Area A. Nine excavation squares (C17, C18, C20, D3, D7, D11–D14) were opened and two work surfaces were exposed on a north–south axis, c. 10 m apart. The northern surface was revealed in Sqs D11–D14 (L110, L113, L114, L116, L117, L120, L124, L126, L132, L133; Fig. 3) and the southern surface in Sqs C17 and C18 (L112, L118, L125; Fig. 4). Both surfaces were built of dense conglomerate, consisting of small and medium fieldstones, river pebbles and pottery sherds, above a light-brown bedding of numerous small pottery sherds, river pebbles, crushed chalk and animal bones. Remains of a burnt layer (L122) were exposed below the northern part of the northern work surface in Sq D11. In Sq D12 a layer of pottery sherds (L115) and a concentration of burnt clay bricks and charred material (L111), probably the remains of an installation, were revealed on the work surface. The excavation of the northern surface exposed fragments of pottery, mainly of the Roman period.

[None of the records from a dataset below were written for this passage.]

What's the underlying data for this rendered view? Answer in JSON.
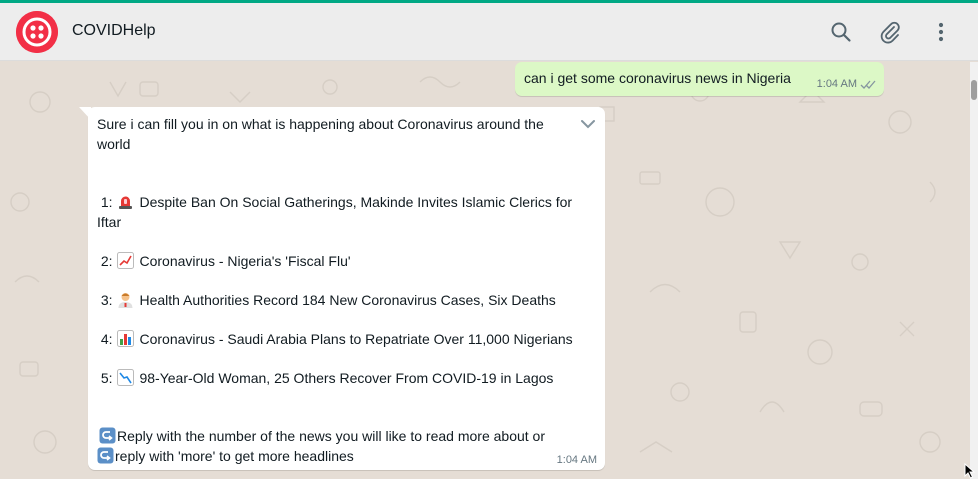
{
  "header": {
    "contact_name": "COVIDHelp",
    "avatar_icon": "twilio-logo-icon",
    "search_icon": "search-icon",
    "attach_icon": "paperclip-icon",
    "menu_icon": "kebab-menu-icon"
  },
  "messages": {
    "outgoing": {
      "text": "can i get some coronavirus news in Nigeria",
      "time": "1:04 AM",
      "status_icon": "double-check-icon"
    },
    "incoming": {
      "intro_line1": "Sure i can fill you in on what is happening about Coronavirus around the",
      "intro_line2": "world",
      "items": [
        {
          "num": "1:",
          "emoji": "rotating-light-icon",
          "line1": " Despite Ban On Social Gatherings, Makinde Invites Islamic Clerics for",
          "line2": "Iftar"
        },
        {
          "num": "2:",
          "emoji": "chart-increasing-icon",
          "line1": " Coronavirus - Nigeria's 'Fiscal Flu'"
        },
        {
          "num": "3:",
          "emoji": "health-worker-icon",
          "line1": " Health Authorities Record 184 New Coronavirus Cases, Six Deaths"
        },
        {
          "num": "4:",
          "emoji": "bar-chart-icon",
          "line1": " Coronavirus - Saudi Arabia Plans to Repatriate Over 11,000 Nigerians"
        },
        {
          "num": "5:",
          "emoji": "chart-decreasing-icon",
          "line1": " 98-Year-Old Woman, 25 Others Recover From COVID-19 in Lagos"
        }
      ],
      "reply_line1": "Reply with the number of the news you will like to read more about or",
      "reply_line2": "reply with 'more' to get more headlines",
      "reply_icon": "left-arrow-curving-right-icon",
      "time": "1:04 AM",
      "chevron_icon": "chevron-down-icon"
    }
  },
  "colors": {
    "outgoing_bubble": "#dcf8c6",
    "incoming_bubble": "#ffffff",
    "chat_background": "#e5ddd5",
    "avatar": "#f22f46"
  }
}
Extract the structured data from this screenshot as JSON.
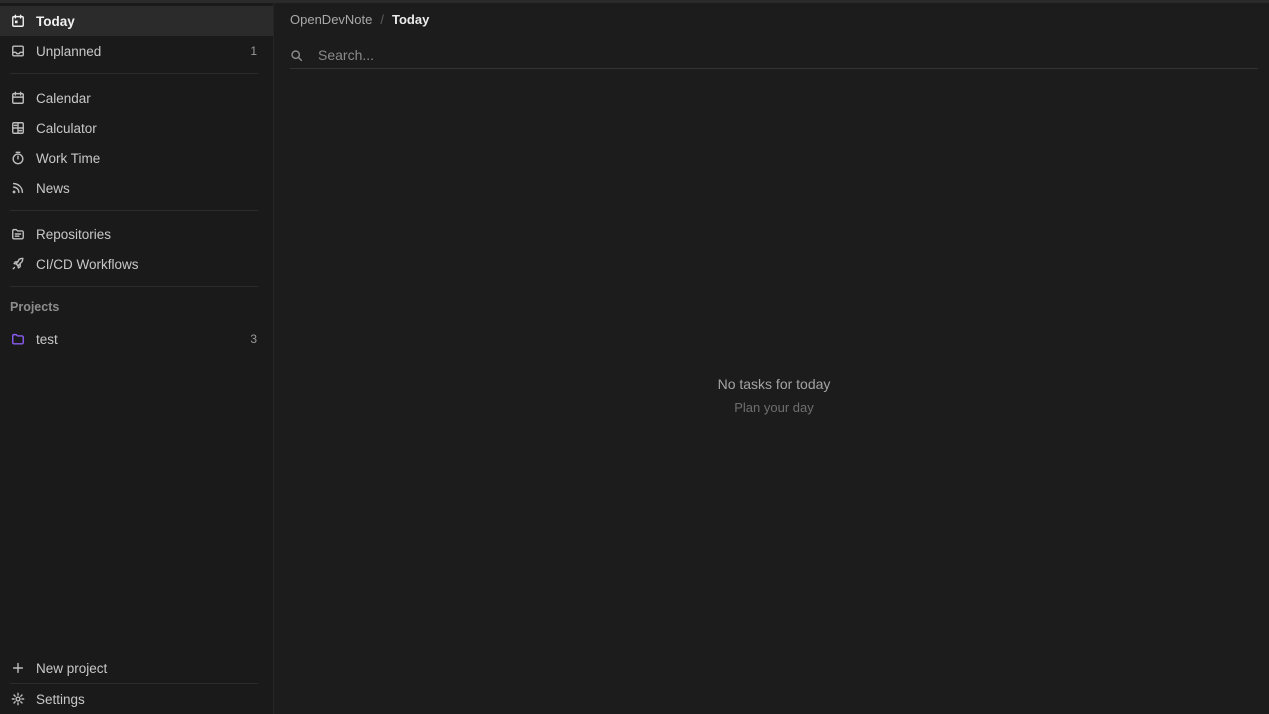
{
  "sidebar": {
    "primary": [
      {
        "label": "Today",
        "icon": "calendar-today-icon",
        "active": true
      },
      {
        "label": "Unplanned",
        "icon": "inbox-icon",
        "count": "1"
      }
    ],
    "tools": [
      {
        "label": "Calendar",
        "icon": "calendar-icon"
      },
      {
        "label": "Calculator",
        "icon": "calculator-icon"
      },
      {
        "label": "Work Time",
        "icon": "stopwatch-icon"
      },
      {
        "label": "News",
        "icon": "rss-icon"
      }
    ],
    "dev": [
      {
        "label": "Repositories",
        "icon": "repository-icon"
      },
      {
        "label": "CI/CD Workflows",
        "icon": "rocket-icon"
      }
    ],
    "projects_title": "Projects",
    "projects": [
      {
        "label": "test",
        "icon": "folder-icon",
        "count": "3",
        "color": "#8b5cf6"
      }
    ],
    "new_project_label": "New project",
    "settings_label": "Settings"
  },
  "breadcrumb": {
    "root": "OpenDevNote",
    "separator": "/",
    "current": "Today"
  },
  "search": {
    "placeholder": "Search..."
  },
  "empty_state": {
    "title": "No tasks for today",
    "subtitle": "Plan your day"
  }
}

The pottery included a fragment of Kefar Hananya casserole dating to the first–third centuries CE (Fig. 5:3), and fragments of vessels from the third–fourth centuries CE, among them bowls (Fig. 5:1), casseroles (Fig. 5:2), cooking pot (Fig 5:4), Galilean jars (Fig. 5:5) and bag-shaped jars (Fig. 5:6, 7). An intact Late Roman juglet (Fig. 6) was exposed on the southern work surface in the section of Sq C18. Fragments of pottery, mainly dating to the late Byzantine period (sixth–seventh centuries CE), were discovered in the excavation of the southern surface, including a fragment of a bowl imported from Asia Minor (PRSW/LRC 3; Fig. 5:8), a bowl with kerbschnitt decoration (Fig. 5:9), Galilean jars (Fig. 5:10), rim fragment of a Galilean jar dating to the end of the Byzantine – Umayyad periods (seventh–eighth centuries CE; Fig. 5:11), jugs (Fig. 5:12) and a stopper for a bag-shaped jar, dating to the sixth–seventh centuries CE (Fig. 5:13). The pottery which was recovered from both work surfaces was mixed and abraded for the most part, and seems to have been part of a fill that was brought from the surrounding area to construct the surfaces. Due to the proximity of Nahal ‘Ada, the pottery was disturbed and mixed repeatedly by surface-wash and flooding. Bedrock devoid of ancient remains (Fig. 7) was discovered in the northernmost square in the area (Sq D3). There were no antiquities in Sq D7 due to past flooding. Alluvium (L134) was revealed in the southernmost square (Sq C20).
Area B. Five excavation squares (4 × 4 m; C3, C4, C6, C7, D11; Fig. 8) were opened in this area, and each was subdivided into four (2 × 2 m). The scope of the excavation was reduced and focused on Sqs C6 and C7 after the area had flooded, and sections in the squares collapsed. Alluvial layers containing limestone, river pebbles and a large quantity of flint items were exposed. The flint items were all abraded and covered with yellowish brown patina. Most of them were natural chunks, but several tools and some debitage were also found, mostly non-diagnostic. The only indicative tool is a retouched Levallois flake (L206; Fig. 9:1). A Levallois core (L205; Fig. 9:2) was among the debitage discovered. The Levallois items date part of the assemblage to the Middle Paleolithic period (Mousterian culture). Judging by the physical condition of the flint items it seems that they were washed from a nearby site.
The two work surfaces in Area A indicate industrial activity. A segment of road which was discovered nearby may have led to this area and connected the site to settlements along the road in the Roman and Byzantine periods. The flint items in Area B show that a Middle Paleolithic site was located nearby, next to Nahal ‘Ada.